These same images have also caused my enemies (every good activist has enemies) to attack me and criticize me, (then after the fact some went and did the same), and still others who once called me friend to say they no longer agree with how I do conservation, accuse me of losing my way as a conservationist, and of promoting myself because of them. Each to his own and since I am not in the popularity contest business, but in the business of helping to save sharks, these few individuals negativity is like water off a ducks back.
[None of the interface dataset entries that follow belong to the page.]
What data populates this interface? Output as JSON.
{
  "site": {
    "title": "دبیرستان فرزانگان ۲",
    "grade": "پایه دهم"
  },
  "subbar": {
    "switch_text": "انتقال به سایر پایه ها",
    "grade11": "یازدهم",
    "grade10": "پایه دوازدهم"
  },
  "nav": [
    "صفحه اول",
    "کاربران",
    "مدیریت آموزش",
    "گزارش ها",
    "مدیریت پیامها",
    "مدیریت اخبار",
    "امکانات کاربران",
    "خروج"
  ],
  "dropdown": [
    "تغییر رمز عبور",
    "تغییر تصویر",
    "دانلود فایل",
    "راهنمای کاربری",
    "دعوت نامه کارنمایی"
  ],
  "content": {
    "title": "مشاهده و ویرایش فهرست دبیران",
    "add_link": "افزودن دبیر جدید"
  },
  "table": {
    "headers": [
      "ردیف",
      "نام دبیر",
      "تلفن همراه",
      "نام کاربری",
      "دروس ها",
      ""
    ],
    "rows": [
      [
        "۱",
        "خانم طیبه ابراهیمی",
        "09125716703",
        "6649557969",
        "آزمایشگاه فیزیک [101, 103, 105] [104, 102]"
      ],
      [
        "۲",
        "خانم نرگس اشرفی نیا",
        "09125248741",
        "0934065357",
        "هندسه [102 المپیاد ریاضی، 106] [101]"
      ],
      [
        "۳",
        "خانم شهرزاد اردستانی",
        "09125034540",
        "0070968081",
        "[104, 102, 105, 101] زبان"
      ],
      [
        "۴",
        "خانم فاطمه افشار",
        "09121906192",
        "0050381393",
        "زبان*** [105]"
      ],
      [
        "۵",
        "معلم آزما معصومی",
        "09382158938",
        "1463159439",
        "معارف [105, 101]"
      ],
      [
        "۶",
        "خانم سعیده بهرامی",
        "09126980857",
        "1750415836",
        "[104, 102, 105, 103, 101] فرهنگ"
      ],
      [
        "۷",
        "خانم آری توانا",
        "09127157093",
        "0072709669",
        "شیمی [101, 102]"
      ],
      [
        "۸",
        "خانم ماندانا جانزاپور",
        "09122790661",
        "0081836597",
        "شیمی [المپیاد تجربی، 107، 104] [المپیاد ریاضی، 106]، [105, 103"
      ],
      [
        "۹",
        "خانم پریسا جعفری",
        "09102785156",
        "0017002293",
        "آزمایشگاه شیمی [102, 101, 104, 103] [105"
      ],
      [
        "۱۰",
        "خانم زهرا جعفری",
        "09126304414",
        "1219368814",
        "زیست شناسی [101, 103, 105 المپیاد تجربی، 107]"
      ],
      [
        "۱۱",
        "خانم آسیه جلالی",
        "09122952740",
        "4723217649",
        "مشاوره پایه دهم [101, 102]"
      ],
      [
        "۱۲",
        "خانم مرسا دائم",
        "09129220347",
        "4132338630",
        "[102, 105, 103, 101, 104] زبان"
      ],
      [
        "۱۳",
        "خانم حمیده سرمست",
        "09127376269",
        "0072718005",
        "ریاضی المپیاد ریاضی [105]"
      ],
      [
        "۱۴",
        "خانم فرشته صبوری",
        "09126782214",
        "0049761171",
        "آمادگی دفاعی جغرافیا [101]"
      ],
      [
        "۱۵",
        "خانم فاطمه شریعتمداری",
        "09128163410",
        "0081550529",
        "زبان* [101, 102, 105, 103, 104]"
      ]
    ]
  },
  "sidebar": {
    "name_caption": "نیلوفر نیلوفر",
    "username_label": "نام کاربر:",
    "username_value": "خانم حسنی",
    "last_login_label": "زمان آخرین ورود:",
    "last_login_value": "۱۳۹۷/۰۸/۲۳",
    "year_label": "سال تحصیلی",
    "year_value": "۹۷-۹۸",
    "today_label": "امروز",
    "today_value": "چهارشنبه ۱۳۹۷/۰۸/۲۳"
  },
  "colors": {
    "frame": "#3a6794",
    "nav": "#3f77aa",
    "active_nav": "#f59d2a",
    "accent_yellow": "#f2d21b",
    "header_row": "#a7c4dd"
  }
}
Comparatively the good the images have done is immeasurable: besides the countless times they have appeared in articles world-wide and inspired people on social media, they recently inspired well-known South African artist, Andrew Cooper, of Red! The Gallery, owned by Dave Endean, who approached me to do a series of paintings of me freediving with sharks.
From this I created the ART FOR SHARK CONSERVATION project. (South African’s sms the word SHARK to 40021 and you can win a signed copy of the paintings, signed by Andrew and myself (cost of sms R20) – International folk, donate $20 to the cause here and you will also stand a chance of receiving a copy.)
This led not only to beautifully completed canvasses, but also to Top Billing TV show featuring the paintings and my conservation work on their national TV show this month (see insert video below). And just to prove my Dad right even further, it didn’t stop there, the presenter of the show, Jonathan Boynton-Lee decided after what he called a life-changing experience (I took him diving with sharks) to become a Shark Warrior Ambassador and help me by using his name and fame to raise awareness about the plight of sharks. Then there’s pretty Hollyann Duggan-Jones who because of the Top Billing insert made a comment on Twitter which led to her becoming a volunteer for AfriOceans, and still others, Simone and Franck who were so inspired they too have offered their skills to help.
Still these pictures continued to inspire when Shark Warrior Ambassador, the hugely talented musician Roland Albertson, prior to becoming an ambassador, told me that one of the images inspired him so much he found the name for his new album, Only the Brave, and he asked to use the image on his CD cover. Apart from composing great music Roland aims to help raise awareness about the plight of sharks through his new CD.
Only good has come from those photos and more is happening which can be traced back to them. Perhaps those who nominated me were inspired by them too, but for certain because of them Andrew’s beautiful art will forever be an inspiration wherever it hangs, Roland’s great music will be enjoyed for years to come, thousands of South African’s were touched by the TV show, Jonathan who because of the paintings, which is because of the photos, has joined me in the fight to save our sharks, Hollyann who has in such a short space of time shown complete dedication to helping, and all those many more people who still see and share the photos, or the products they are responsible for inspiring, on social media.
So the moral of the story is, Be Brave, do something different, dare yourself, don’t be afraid of what people will say, expect a few will try to hold you back, especially if what you do is winning, it will cause them to reveal themselves as there will always be those who do not want to see others succeed because they want it for themselves. If you know in your heart it is right and you are doing it for the right reasons, so long as it does not harm anyone, only good will come from it. So I count my blessings and give thanks to you all, each of you I have reached through the initial good intentions of those photos, you are all my blessings. And if my Dad were still alive I know he would say, “You see my girl, I told you so.”